Morning dwellers are not only diligent workers, but they also take pride in being studious. A group of researchers attending the University of Texas conducted a study in 2008, which found that amongst the students being accessed, the early birds earned a higher letter grade than those who function better during the later hours of the day.
A Healthier Diet
Statistics show early birds lean toward a healthier diet style and a more balanced eating schedule in comparison to their late rising counterparts. As to be expected, the early bird starts eating a lot earlier on in the day and usually enjoys the final meal before nightfall while avoiding snacks for the remainder of the day. This healthy and stable eating schedule allows for the digestive process to take place earlier in the night. Moreover, the early riser tends to consume fewer empty calories and sugar-filled snacks and is unlikely to adhere to unhealthy eating patterns or addictions. Consequently, they have fewer cases of heart disease and food-related illnesses.
More Quiet Time And Self-Reflection
Religiously waking up at sunrise makes for more quiet time and self-reflection. During the early hours of the morning, fewer distractions and obligations demand our attention, so individuals awake during this period usually start their day off with a clear mind. Early risers usually spend the beginning moments of the day enjoying the stillness of the morning by meditating, journaling, or doing anything to create mental clarity. Because early risers take the time to collect their thoughts before projecting themselves into the many duties of the day, they have been known to carry positive, upbeat attitudes.
More Physically Active

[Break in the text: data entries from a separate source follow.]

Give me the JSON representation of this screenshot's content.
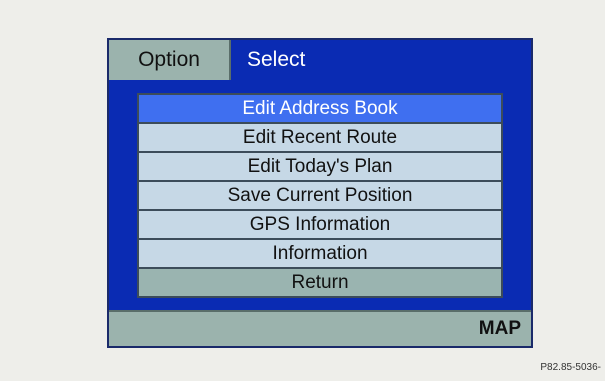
{
  "header": {
    "option_tab": "Option",
    "select_tab": "Select"
  },
  "menu": {
    "items": [
      {
        "label": "Edit Address Book",
        "state": "selected"
      },
      {
        "label": "Edit Recent Route"
      },
      {
        "label": "Edit Today's Plan"
      },
      {
        "label": "Save Current Position"
      },
      {
        "label": "GPS Information"
      },
      {
        "label": "Information"
      },
      {
        "label": "Return"
      }
    ]
  },
  "footer": {
    "map_label": "MAP"
  },
  "figure_caption": "P82.85-5036-",
  "colors": {
    "screen_background": "#0a2bb3",
    "selected_item": "#3f6ff0",
    "menu_item": "#c6d8e6",
    "bar": "#9bb3ad"
  }
}
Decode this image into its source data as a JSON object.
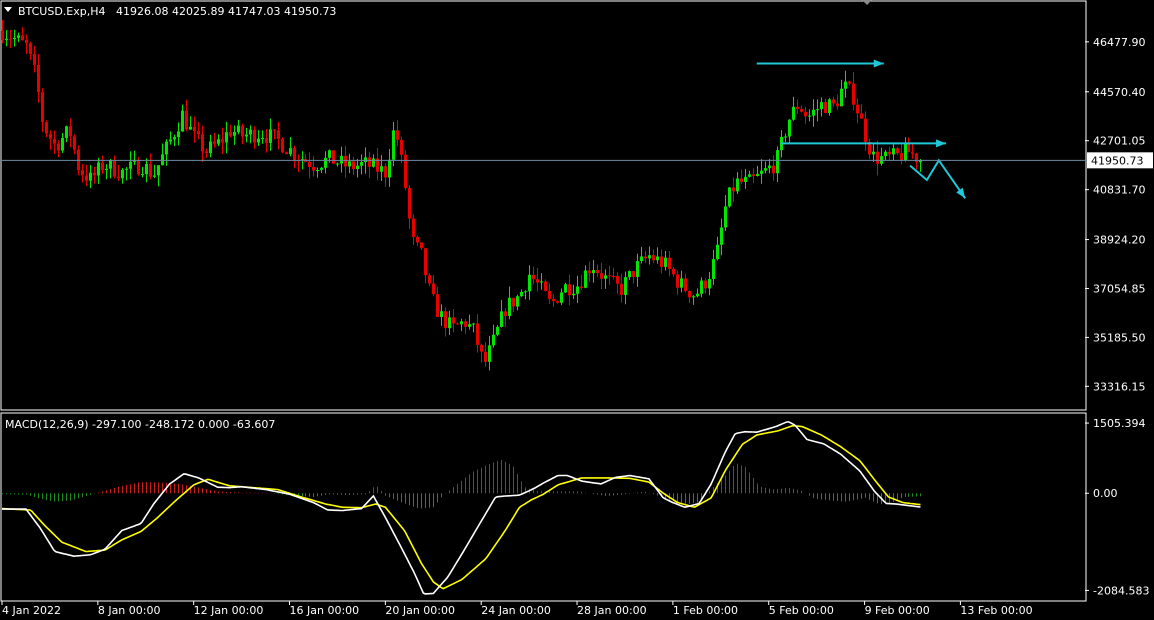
{
  "price_header": {
    "symbol_label": "BTCUSD.Exp,H4",
    "ohlc_values": "41926.08 42025.89 41747.03 41950.73"
  },
  "macd_header": {
    "label": "MACD(12,26,9) -297.100 -248.172 0.000 -63.607"
  },
  "colors": {
    "background": "#000000",
    "frame": "#ffffff",
    "bull_candle": "#00e600",
    "bear_candle": "#e60000",
    "current_price_line": "#6e8ba6",
    "arrow": "#1ec8d8",
    "macd_line": "#ffffff",
    "signal_line": "#ffff00",
    "hist_positive": "#c81e1e",
    "hist_negative": "#1e8c1e"
  },
  "chart_data": [
    {
      "type": "candlestick",
      "title": "BTCUSD.Exp,H4",
      "y_axis": {
        "ticks": [
          "46477.90",
          "44570.40",
          "42701.05",
          "40831.70",
          "38924.20",
          "37054.85",
          "35185.50",
          "33316.15"
        ],
        "tick_values": [
          46477.9,
          44570.4,
          42701.05,
          40831.7,
          38924.2,
          37054.85,
          35185.5,
          33316.15
        ],
        "range": [
          32450,
          48000
        ]
      },
      "current_price": {
        "value": 41950.73,
        "label": "41950.73"
      },
      "x_axis": {
        "ticks": [
          "4 Jan 2022",
          "8 Jan 00:00",
          "12 Jan 00:00",
          "16 Jan 00:00",
          "20 Jan 00:00",
          "24 Jan 00:00",
          "28 Jan 00:00",
          "1 Feb 00:00",
          "5 Feb 00:00",
          "9 Feb 00:00",
          "13 Feb 00:00"
        ],
        "tick_days": [
          0,
          4,
          8,
          12,
          16,
          20,
          24,
          28,
          32,
          36,
          40
        ],
        "range_days": [
          0,
          45.2
        ]
      },
      "close_path": [
        [
          0,
          46900
        ],
        [
          0.5,
          46600
        ],
        [
          1,
          46300
        ],
        [
          1.4,
          45100
        ],
        [
          1.7,
          43300
        ],
        [
          2.2,
          42500
        ],
        [
          2.8,
          43100
        ],
        [
          3.2,
          41600
        ],
        [
          3.7,
          41200
        ],
        [
          4.2,
          41800
        ],
        [
          5,
          41500
        ],
        [
          5.8,
          41800
        ],
        [
          6.3,
          41400
        ],
        [
          7,
          42700
        ],
        [
          7.5,
          43700
        ],
        [
          8,
          42800
        ],
        [
          8.5,
          42300
        ],
        [
          9,
          42600
        ],
        [
          9.5,
          43100
        ],
        [
          10,
          42900
        ],
        [
          10.8,
          43000
        ],
        [
          11.5,
          42700
        ],
        [
          12.2,
          42200
        ],
        [
          13,
          41800
        ],
        [
          13.7,
          42000
        ],
        [
          14.5,
          41700
        ],
        [
          15.2,
          41800
        ],
        [
          16,
          41500
        ],
        [
          16.4,
          43300
        ],
        [
          16.8,
          41200
        ],
        [
          17.1,
          38900
        ],
        [
          17.5,
          38300
        ],
        [
          17.9,
          36700
        ],
        [
          18.3,
          36000
        ],
        [
          18.8,
          35500
        ],
        [
          19.3,
          35800
        ],
        [
          19.7,
          35400
        ],
        [
          20.1,
          34100
        ],
        [
          20.5,
          35000
        ],
        [
          21,
          36300
        ],
        [
          21.6,
          36800
        ],
        [
          22,
          37600
        ],
        [
          22.5,
          37000
        ],
        [
          22.9,
          36400
        ],
        [
          23.4,
          37100
        ],
        [
          24,
          37200
        ],
        [
          24.6,
          38000
        ],
        [
          25.2,
          37400
        ],
        [
          25.8,
          37000
        ],
        [
          26.4,
          37800
        ],
        [
          27,
          38300
        ],
        [
          27.6,
          38000
        ],
        [
          28.3,
          37200
        ],
        [
          28.9,
          36800
        ],
        [
          29.4,
          37400
        ],
        [
          29.8,
          38300
        ],
        [
          30.2,
          40300
        ],
        [
          30.6,
          41100
        ],
        [
          31.2,
          41100
        ],
        [
          31.8,
          41500
        ],
        [
          32.3,
          41900
        ],
        [
          32.8,
          43500
        ],
        [
          33.2,
          44100
        ],
        [
          33.6,
          43600
        ],
        [
          34.2,
          44100
        ],
        [
          34.7,
          44000
        ],
        [
          35.1,
          44800
        ],
        [
          35.5,
          44400
        ],
        [
          35.9,
          43200
        ],
        [
          36.3,
          42100
        ],
        [
          36.8,
          42000
        ],
        [
          37.3,
          42100
        ],
        [
          37.8,
          42300
        ],
        [
          38.4,
          41950
        ]
      ],
      "annotations": [
        {
          "type": "arrow",
          "points": [
            [
              31.5,
              45650
            ],
            [
              36.8,
              45650
            ]
          ]
        },
        {
          "type": "arrow",
          "points": [
            [
              32.5,
              42600
            ],
            [
              39.4,
              42600
            ]
          ]
        },
        {
          "type": "arrow",
          "points": [
            [
              37.9,
              41750
            ],
            [
              38.6,
              41200
            ],
            [
              39.1,
              41950
            ],
            [
              40.2,
              40500
            ]
          ]
        }
      ]
    },
    {
      "type": "macd",
      "title": "MACD(12,26,9) -297.100 -248.172 0.000 -63.607",
      "parameters": [
        12,
        26,
        9
      ],
      "values": {
        "macd": -297.1,
        "signal": -248.172,
        "zero": 0.0,
        "histogram": -63.607
      },
      "y_axis": {
        "ticks": [
          "1505.394",
          "0.00",
          "-2084.583"
        ],
        "tick_values": [
          1505.394,
          0,
          -2084.583
        ],
        "range": [
          -2290,
          1700
        ]
      },
      "macd_line": [
        [
          0,
          -340
        ],
        [
          1,
          -340
        ],
        [
          1.6,
          -750
        ],
        [
          2.2,
          -1250
        ],
        [
          3,
          -1350
        ],
        [
          3.7,
          -1320
        ],
        [
          4.3,
          -1200
        ],
        [
          5,
          -800
        ],
        [
          5.8,
          -650
        ],
        [
          6.3,
          -250
        ],
        [
          7,
          200
        ],
        [
          7.6,
          420
        ],
        [
          8.2,
          330
        ],
        [
          9,
          130
        ],
        [
          9.5,
          120
        ],
        [
          10,
          140
        ],
        [
          11,
          80
        ],
        [
          12,
          -20
        ],
        [
          13,
          -200
        ],
        [
          13.6,
          -360
        ],
        [
          14.2,
          -370
        ],
        [
          15,
          -330
        ],
        [
          15.5,
          -60
        ],
        [
          16,
          -520
        ],
        [
          16.6,
          -1100
        ],
        [
          17.2,
          -1700
        ],
        [
          17.6,
          -2160
        ],
        [
          18,
          -2150
        ],
        [
          18.6,
          -1800
        ],
        [
          19.2,
          -1300
        ],
        [
          20,
          -600
        ],
        [
          20.6,
          -80
        ],
        [
          21,
          -60
        ],
        [
          21.6,
          -40
        ],
        [
          22.2,
          100
        ],
        [
          22.6,
          220
        ],
        [
          23.2,
          380
        ],
        [
          23.6,
          380
        ],
        [
          24.2,
          260
        ],
        [
          25,
          200
        ],
        [
          25.6,
          340
        ],
        [
          26.2,
          380
        ],
        [
          27,
          310
        ],
        [
          27.6,
          -100
        ],
        [
          28,
          -200
        ],
        [
          28.5,
          -300
        ],
        [
          29.1,
          -220
        ],
        [
          29.6,
          200
        ],
        [
          30.2,
          900
        ],
        [
          30.6,
          1280
        ],
        [
          31,
          1320
        ],
        [
          31.5,
          1310
        ],
        [
          32.3,
          1430
        ],
        [
          32.8,
          1540
        ],
        [
          33.1,
          1460
        ],
        [
          33.6,
          1150
        ],
        [
          34.3,
          1060
        ],
        [
          35,
          840
        ],
        [
          35.8,
          480
        ],
        [
          36.4,
          50
        ],
        [
          36.9,
          -220
        ],
        [
          37.3,
          -230
        ],
        [
          38.4,
          -300
        ]
      ],
      "signal_line": [
        [
          0,
          -330
        ],
        [
          1.2,
          -360
        ],
        [
          1.8,
          -700
        ],
        [
          2.5,
          -1050
        ],
        [
          3.5,
          -1250
        ],
        [
          4.3,
          -1220
        ],
        [
          5,
          -1000
        ],
        [
          5.8,
          -820
        ],
        [
          6.5,
          -520
        ],
        [
          7.2,
          -180
        ],
        [
          8,
          180
        ],
        [
          8.6,
          300
        ],
        [
          9.5,
          160
        ],
        [
          10.5,
          120
        ],
        [
          11.5,
          80
        ],
        [
          12.5,
          -80
        ],
        [
          13.5,
          -230
        ],
        [
          14.2,
          -300
        ],
        [
          15,
          -310
        ],
        [
          15.6,
          -230
        ],
        [
          16,
          -300
        ],
        [
          16.8,
          -800
        ],
        [
          17.5,
          -1500
        ],
        [
          18,
          -1900
        ],
        [
          18.4,
          -2050
        ],
        [
          19.2,
          -1850
        ],
        [
          20.2,
          -1400
        ],
        [
          21,
          -800
        ],
        [
          21.6,
          -300
        ],
        [
          22.1,
          -140
        ],
        [
          22.6,
          -20
        ],
        [
          23.2,
          180
        ],
        [
          24.2,
          330
        ],
        [
          25.2,
          330
        ],
        [
          26.2,
          320
        ],
        [
          27,
          240
        ],
        [
          27.6,
          0
        ],
        [
          28.2,
          -200
        ],
        [
          28.9,
          -300
        ],
        [
          29.6,
          -100
        ],
        [
          30.2,
          500
        ],
        [
          30.9,
          1050
        ],
        [
          31.5,
          1250
        ],
        [
          32.4,
          1340
        ],
        [
          33,
          1450
        ],
        [
          33.4,
          1430
        ],
        [
          34.2,
          1250
        ],
        [
          35,
          1000
        ],
        [
          35.8,
          700
        ],
        [
          36.4,
          300
        ],
        [
          37,
          -80
        ],
        [
          37.6,
          -200
        ],
        [
          38.4,
          -248
        ]
      ],
      "histogram": [
        [
          0,
          -20
        ],
        [
          1,
          -30
        ],
        [
          1.6,
          -120
        ],
        [
          2.2,
          -180
        ],
        [
          2.8,
          -160
        ],
        [
          3.5,
          -60
        ],
        [
          4.3,
          60
        ],
        [
          5,
          160
        ],
        [
          5.8,
          240
        ],
        [
          6.6,
          230
        ],
        [
          7.4,
          200
        ],
        [
          8.2,
          120
        ],
        [
          9,
          40
        ],
        [
          10,
          10
        ],
        [
          11,
          10
        ],
        [
          12,
          -40
        ],
        [
          13,
          -80
        ],
        [
          13.7,
          -20
        ],
        [
          14.4,
          -40
        ],
        [
          15.2,
          -20
        ],
        [
          15.6,
          180
        ],
        [
          16,
          -50
        ],
        [
          16.6,
          -180
        ],
        [
          17.4,
          -330
        ],
        [
          18,
          -300
        ],
        [
          18.4,
          -50
        ],
        [
          19,
          200
        ],
        [
          19.6,
          450
        ],
        [
          20.2,
          600
        ],
        [
          20.8,
          720
        ],
        [
          21.3,
          600
        ],
        [
          21.8,
          130
        ],
        [
          22.4,
          40
        ],
        [
          23.2,
          40
        ],
        [
          24,
          40
        ],
        [
          24.7,
          -20
        ],
        [
          25.2,
          -60
        ],
        [
          26,
          -20
        ],
        [
          26.8,
          40
        ],
        [
          27.4,
          -60
        ],
        [
          27.9,
          -150
        ],
        [
          28.4,
          -250
        ],
        [
          29,
          -200
        ],
        [
          29.6,
          100
        ],
        [
          30.2,
          400
        ],
        [
          30.6,
          650
        ],
        [
          31,
          560
        ],
        [
          31.6,
          140
        ],
        [
          32.2,
          80
        ],
        [
          32.8,
          120
        ],
        [
          33.3,
          60
        ],
        [
          33.9,
          -120
        ],
        [
          34.5,
          -150
        ],
        [
          35.2,
          -180
        ],
        [
          36,
          -100
        ],
        [
          36.6,
          -240
        ],
        [
          37.1,
          -200
        ],
        [
          37.6,
          -80
        ],
        [
          38.4,
          -64
        ]
      ]
    }
  ]
}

Early birds are more physical and active beings by nature. The feel of the morning seems to bring about a certain vibrant energy that encourages those who experience it to become more mobile as well. They tend to be more focused on fitness and are likely to adopt strict workout regimens. A Finland-based study conducted in 2007 further highlights this statistic by examining the physical activity of one thousand locals. The findings recognized of individuals who regularly engaged in exercise, fifty percent of them were early birds. The rest of the group were unevenly split between night owls and those who fell somewhere in the middle.
Better Mental Health
It comes as no surprise that early birds often have better mental health than those who roll out of bed a bit later. A group of researchers attending the University of Toronto even claims early risers are statistically happier than the rest of the population, as evidence from their studies indicates. As we all know, sleep deprivation, a common trait of night owls and those who operate on imbalanced sleeping schedules, is detrimental to mental health and largely takes a toll on our moods throughout the day.
When the body goes without the proper amount of rest, a person is more likely to become agitated, anxious, and maybe even suffer from chronic depression. Fortunately, because the early bird usually cannot keep their eyes open for long after nightfall, maintaining a sustainable sleep schedule is no issue for them.